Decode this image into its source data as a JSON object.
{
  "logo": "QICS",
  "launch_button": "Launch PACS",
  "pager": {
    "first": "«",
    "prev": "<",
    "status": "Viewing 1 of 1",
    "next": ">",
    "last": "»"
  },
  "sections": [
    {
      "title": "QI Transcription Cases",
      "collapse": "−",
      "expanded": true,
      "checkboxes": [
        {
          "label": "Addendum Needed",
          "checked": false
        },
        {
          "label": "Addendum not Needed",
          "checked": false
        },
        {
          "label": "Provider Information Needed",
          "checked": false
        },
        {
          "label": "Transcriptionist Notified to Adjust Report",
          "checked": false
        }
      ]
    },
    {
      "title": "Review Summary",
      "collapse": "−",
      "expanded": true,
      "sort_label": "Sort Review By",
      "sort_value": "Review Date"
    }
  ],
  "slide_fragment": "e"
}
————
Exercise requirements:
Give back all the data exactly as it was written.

Response area:
Decode this image into its source data as a JSON object.
{
  "logo": "QICS",
  "launch_button": "Launch PACS",
  "pager": {
    "first": "«",
    "prev": "<",
    "status": "Viewing 1 of 1",
    "next": ">",
    "last": "»"
  },
  "sections": [
    {
      "title": "QI Transcription Cases",
      "collapse": "−",
      "expanded": true,
      "checkboxes": [
        {
          "label": "Addendum Needed",
          "checked": false
        },
        {
          "label": "Addendum not Needed",
          "checked": false
        },
        {
          "label": "Provider Information Needed",
          "checked": false
        },
        {
          "label": "Transcriptionist Notified to Adjust Report",
          "checked": false
        }
      ]
    },
    {
      "title": "Review Summary",
      "collapse": "−",
      "expanded": true,
      "sort_label": "Sort Review By",
      "sort_value": "Review Date"
    }
  ],
  "slide_fragment": "e"
}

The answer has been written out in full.